But Blair was taught to never let her circumstances get in the way of her life. His mother and grandmother encouraged him to find his own way to do things as a kid growing up in Dallas.
“Your journey is going to be different and we have to understand that and so there’s always been a mindset that, you know, we’re still waiting for perfection, but we have to think about how we’re going to get there,” the 35-year-old said. CBS News’ Omar Villafranca.
Blair’s creativity led her to a difficult career path for someone with a unique disability: becoming an artist. He taught himself how to write with a pen and how to handle a pen with his wrists. Later, he learned to block light and shadows, and how to use vivid details of light in his portraits.
“We tried a lot of things, like putting pencils in my mouth or holding pencils with my feet,” she said. “I watch cartoons, so I wanted to learn how to draw cartoon characters.”
As a child, his mother enrolled him in a summer art program in Dallas, where he met one of his mentors, Emmanuel Gillespie.
“I think everybody has that creative ability, but he had that passion,” Gillespie said.
The pencils turned to acrylic and he turned to oil. Her dedication led to her first public exhibition at Pen on Paper Gallery in Dallas.
Gallery owners?

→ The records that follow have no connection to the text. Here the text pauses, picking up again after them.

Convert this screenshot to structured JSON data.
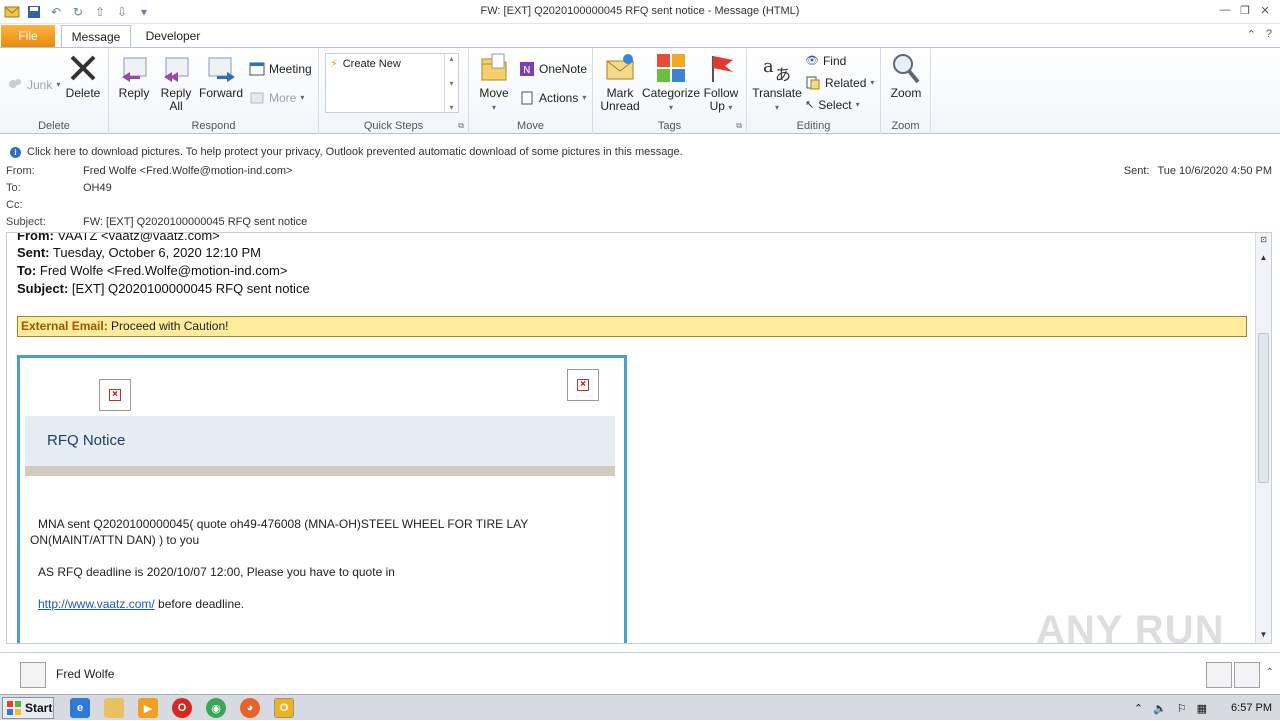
{
  "window": {
    "title": "FW: [EXT] Q2020100000045 RFQ sent notice  -  Message (HTML)"
  },
  "tabs": {
    "file": "File",
    "message": "Message",
    "developer": "Developer"
  },
  "ribbon": {
    "delete_group": {
      "label": "Delete",
      "junk": "Junk",
      "delete": "Delete"
    },
    "respond_group": {
      "label": "Respond",
      "reply": "Reply",
      "reply_all_1": "Reply",
      "reply_all_2": "All",
      "forward": "Forward",
      "meeting": "Meeting",
      "more": "More"
    },
    "quick_steps_group": {
      "label": "Quick Steps",
      "create_new": "Create New"
    },
    "move_group": {
      "label": "Move",
      "move": "Move",
      "onenote": "OneNote",
      "actions": "Actions"
    },
    "tags_group": {
      "label": "Tags",
      "mark_unread_1": "Mark",
      "mark_unread_2": "Unread",
      "categorize": "Categorize",
      "follow_up_1": "Follow",
      "follow_up_2": "Up"
    },
    "editing_group": {
      "label": "Editing",
      "translate": "Translate",
      "find": "Find",
      "related": "Related",
      "select": "Select"
    },
    "zoom_group": {
      "label": "Zoom",
      "zoom": "Zoom"
    }
  },
  "infobar": {
    "text": "Click here to download pictures. To help protect your privacy, Outlook prevented automatic download of some pictures in this message."
  },
  "header": {
    "from_label": "From:",
    "from": "Fred Wolfe <Fred.Wolfe@motion-ind.com>",
    "to_label": "To:",
    "to": "OH49",
    "cc_label": "Cc:",
    "cc": "",
    "subject_label": "Subject:",
    "subject": "FW: [EXT] Q2020100000045 RFQ sent notice",
    "sent_label": "Sent:",
    "sent": "Tue 10/6/2020 4:50 PM"
  },
  "body": {
    "fwd_from_label": "From:",
    "fwd_from": "VAATZ <vaatz@vaatz.com>",
    "fwd_sent_label": "Sent:",
    "fwd_sent": "Tuesday, October 6, 2020 12:10 PM",
    "fwd_to_label": "To:",
    "fwd_to": "Fred Wolfe <Fred.Wolfe@motion-ind.com>",
    "fwd_subject_label": "Subject:",
    "fwd_subject": "[EXT] Q2020100000045 RFQ sent notice",
    "external_label": "External Email:",
    "external_text": "Proceed with Caution!",
    "rfq_title": "RFQ Notice",
    "line1": "MNA sent Q2020100000045( quote oh49-476008 (MNA-OH)STEEL WHEEL FOR TIRE LAY",
    "line2": "ON(MAINT/ATTN DAN) ) to you",
    "line3": "AS RFQ deadline is 2020/10/07 12:00, Please you have to quote in",
    "link": "http://www.vaatz.com/",
    "line4": " before deadline."
  },
  "people_pane": {
    "name": "Fred Wolfe"
  },
  "taskbar": {
    "start": "Start",
    "clock": "6:57 PM"
  },
  "watermark": "ANY RUN",
  "colors": {
    "accent": "#4aa0c8",
    "file_tab": "#f7a21b",
    "warning_bg": "#ffeb9c"
  }
}
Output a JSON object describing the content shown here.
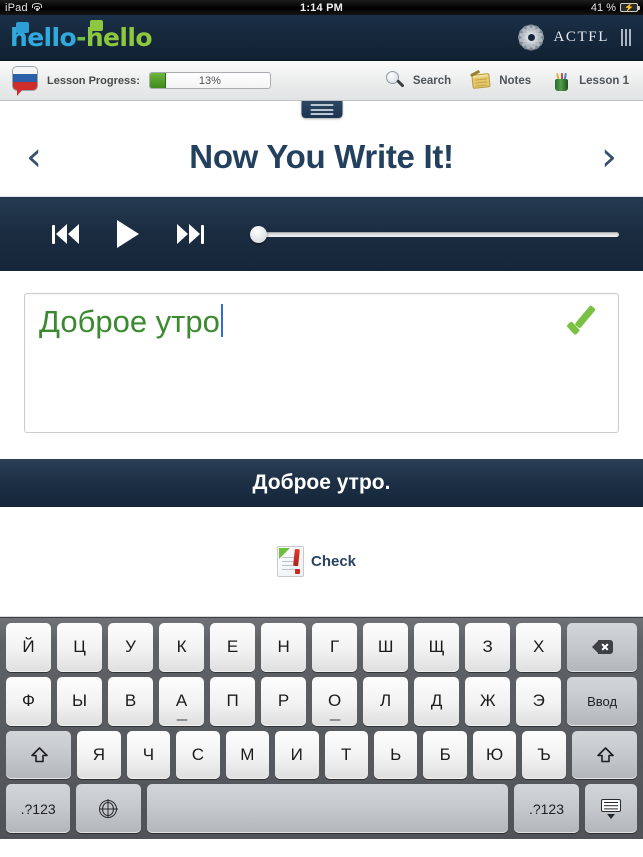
{
  "status_bar": {
    "device": "iPad",
    "wifi_icon": "wifi-icon",
    "time": "1:14 PM",
    "battery_percent": "41 %",
    "battery_icon": "battery-charging-icon"
  },
  "brand_bar": {
    "logo_part1": "hello",
    "logo_dash": "-",
    "logo_part2": "hello",
    "partner_name": "ACTFL",
    "partner_mark_icon": "actfl-rosette-icon",
    "menu_bars_icon": "menu-bars-icon"
  },
  "toolbar": {
    "language_flag_icon": "russian-flag-bubble-icon",
    "progress_label": "Lesson Progress:",
    "progress_percent": "13%",
    "progress_value": 13,
    "items": [
      {
        "label": "Search",
        "icon": "search-icon"
      },
      {
        "label": "Notes",
        "icon": "notes-icon"
      },
      {
        "label": "Lesson 1",
        "icon": "pencil-cup-icon"
      }
    ]
  },
  "title_section": {
    "drawer_handle_icon": "drawer-handle-icon",
    "prev_arrow": "‹",
    "next_arrow": "›",
    "title": "Now You Write It!"
  },
  "player": {
    "rewind_icon": "skip-back-icon",
    "play_icon": "play-icon",
    "forward_icon": "skip-forward-icon",
    "scrub_position_percent": 0
  },
  "answer": {
    "typed_text": "Доброе утро",
    "placeholder": "",
    "correct_icon": "green-checkmark-icon",
    "text_color": "#3b8a30",
    "caret_color": "#2f6fd0"
  },
  "prompt_banner": {
    "text": "Доброе утро."
  },
  "check_button": {
    "label": "Check",
    "icon": "check-document-icon"
  },
  "keyboard": {
    "layout": "russian",
    "rows": [
      {
        "keys": [
          {
            "label": "Й",
            "type": "letter"
          },
          {
            "label": "Ц",
            "type": "letter"
          },
          {
            "label": "У",
            "type": "letter"
          },
          {
            "label": "К",
            "type": "letter"
          },
          {
            "label": "Е",
            "type": "letter"
          },
          {
            "label": "Н",
            "type": "letter"
          },
          {
            "label": "Г",
            "type": "letter"
          },
          {
            "label": "Ш",
            "type": "letter"
          },
          {
            "label": "Щ",
            "type": "letter"
          },
          {
            "label": "З",
            "type": "letter"
          },
          {
            "label": "Х",
            "type": "letter"
          },
          {
            "label": "",
            "type": "backspace",
            "icon": "backspace-icon"
          }
        ]
      },
      {
        "keys": [
          {
            "label": "Ф",
            "type": "letter"
          },
          {
            "label": "Ы",
            "type": "letter"
          },
          {
            "label": "В",
            "type": "letter"
          },
          {
            "label": "А",
            "type": "letter",
            "home": true
          },
          {
            "label": "П",
            "type": "letter"
          },
          {
            "label": "Р",
            "type": "letter"
          },
          {
            "label": "О",
            "type": "letter",
            "home": true
          },
          {
            "label": "Л",
            "type": "letter"
          },
          {
            "label": "Д",
            "type": "letter"
          },
          {
            "label": "Ж",
            "type": "letter"
          },
          {
            "label": "Э",
            "type": "letter"
          },
          {
            "label": "Ввод",
            "type": "enter"
          }
        ]
      },
      {
        "keys": [
          {
            "label": "",
            "type": "shift",
            "icon": "shift-icon"
          },
          {
            "label": "Я",
            "type": "letter"
          },
          {
            "label": "Ч",
            "type": "letter"
          },
          {
            "label": "С",
            "type": "letter"
          },
          {
            "label": "М",
            "type": "letter"
          },
          {
            "label": "И",
            "type": "letter"
          },
          {
            "label": "Т",
            "type": "letter"
          },
          {
            "label": "Ь",
            "type": "letter"
          },
          {
            "label": "Б",
            "type": "letter"
          },
          {
            "label": "Ю",
            "type": "letter"
          },
          {
            "label": "Ъ",
            "type": "letter"
          },
          {
            "label": "",
            "type": "shift",
            "icon": "shift-icon"
          }
        ]
      },
      {
        "keys": [
          {
            "label": ".?123",
            "type": "numeric"
          },
          {
            "label": "",
            "type": "globe",
            "icon": "globe-icon"
          },
          {
            "label": "",
            "type": "space"
          },
          {
            "label": ".?123",
            "type": "numeric"
          },
          {
            "label": "",
            "type": "hide",
            "icon": "hide-keyboard-icon"
          }
        ]
      }
    ]
  },
  "colors": {
    "brand_dark": "#16293d",
    "accent_blue": "#31a9dd",
    "accent_green": "#8dc63f",
    "title_navy": "#23415f",
    "progress_green": "#3f8a1e"
  }
}
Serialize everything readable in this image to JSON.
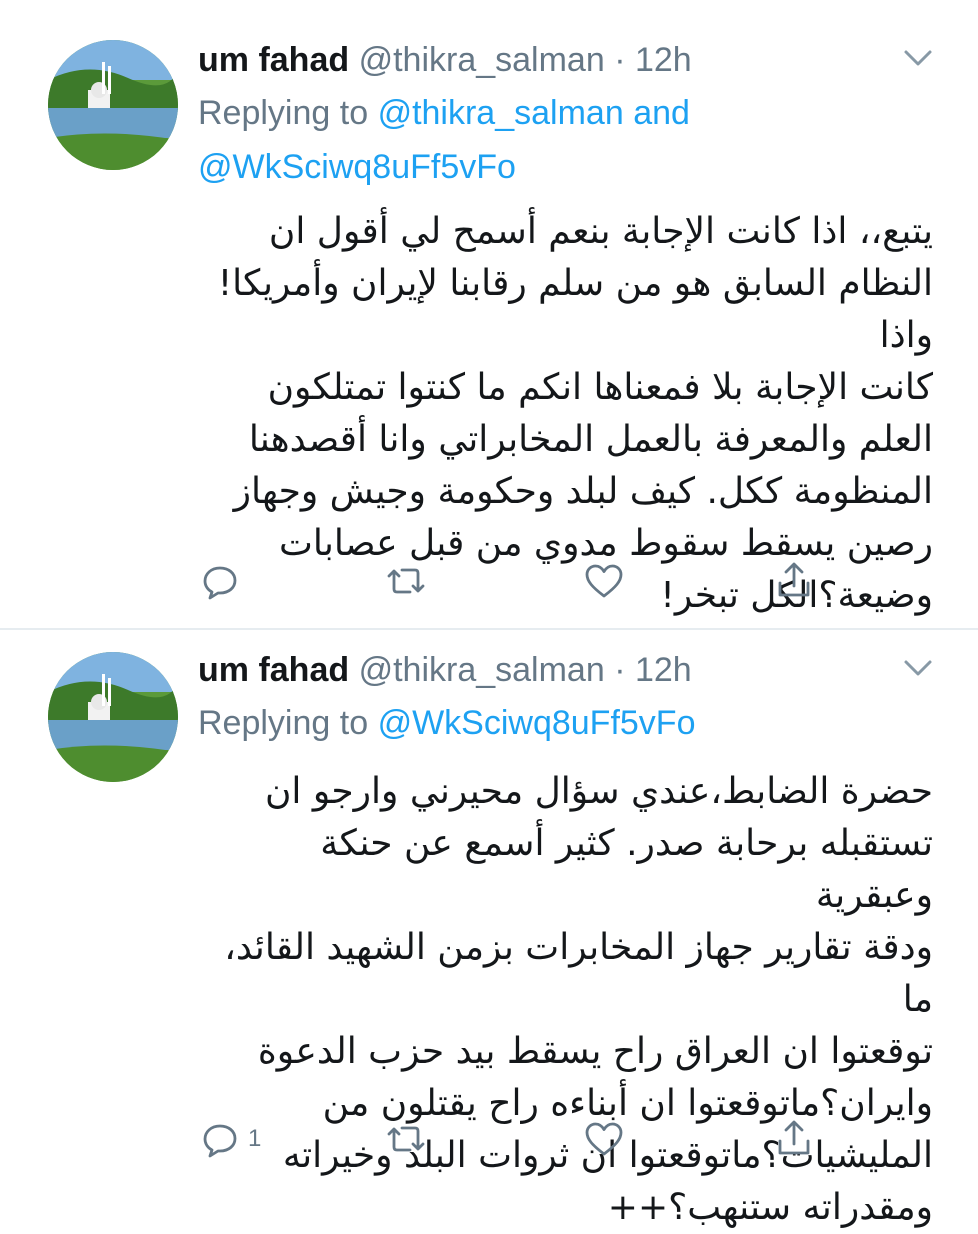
{
  "tweets": [
    {
      "user": {
        "name": "um fahad",
        "handle": "@thikra_salman"
      },
      "time": "12h",
      "reply_prefix": "Replying to",
      "reply_mentions": [
        "@thikra_salman",
        "@WkSciwq8uFf5vFo"
      ],
      "reply_and": "and",
      "body_lines": [
        "يتبع،، اذا كانت الإجابة بنعم أسمح لي أقول ان",
        "النظام السابق هو من سلم رقابنا لإيران وأمريكا!واذا",
        "كانت الإجابة بلا فمعناها انكم ما كنتوا تمتلكون",
        "العلم والمعرفة بالعمل المخابراتي وانا أقصدهنا",
        "المنظومة ككل. كيف لبلد وحكومة وجيش وجهاز",
        "رصين يسقط سقوط مدوي من قبل عصابات",
        "وضيعة؟الكل تبخر!"
      ],
      "actions": {
        "reply": "reply-icon",
        "retweet": "retweet-icon",
        "like": "like-icon",
        "share": "share-icon",
        "reply_count": ""
      }
    },
    {
      "user": {
        "name": "um fahad",
        "handle": "@thikra_salman"
      },
      "time": "12h",
      "reply_prefix": "Replying to",
      "reply_mentions": [
        "@WkSciwq8uFf5vFo"
      ],
      "body_lines": [
        "حضرة الضابط،عندي سؤال محيرني وارجو ان",
        "تستقبله برحابة صدر. كثير أسمع عن حنكة وعبقرية",
        "ودقة تقارير جهاز المخابرات بزمن الشهيد القائد، ما",
        "توقعتوا ان العراق راح يسقط بيد حزب الدعوة",
        "وايران؟ماتوقعتوا ان أبناءه راح يقتلون من",
        "المليشيات؟ماتوقعتوا ان ثروات البلد وخيراته",
        "ومقدراته ستنهب؟++"
      ],
      "actions": {
        "reply": "reply-icon",
        "retweet": "retweet-icon",
        "like": "like-icon",
        "share": "share-icon",
        "reply_count": "1"
      }
    }
  ],
  "colors": {
    "accent": "#1da1f2",
    "secondary": "#657786",
    "text": "#14171a",
    "divider": "#e6ecf0"
  }
}
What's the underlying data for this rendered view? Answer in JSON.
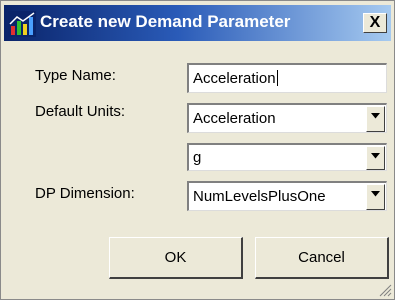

Gillespie and his wife Valerie.
Blair’s collection is titled “In the Garden” and features Black women in the role of Eve in the famous biblical story of Adam and Eve.
“Here’s how Desmond portrays us in this beautiful light, he captures our essence, our skin, our mannerisms, everything in an amazing way,” said Gillespie’s wife, Valerie. “I feel like he sees us and sees us and appreciates us and translates that onto the canvas for all of us to see.”
Blair’s next project will be personal. She plans to paint her inspiration and motivation – her mother, Joyce Blair. He died in 2020 after a battle with ALS, also known as Lou Gehrig’s disease.
“I wanted to make sure I was in the right place to be able to do that,” he said. “It would be like a full-circle moment, because the things he taught me as he grew up with his disease, it’s okay, we’ve done it before. We learned to adapt.”
Born without hands, the artist was inspired to draw his inspiration and motivation – his late mother
Source link Born without hands, the artist was inspired to draw his inspiration and motivation – his late mother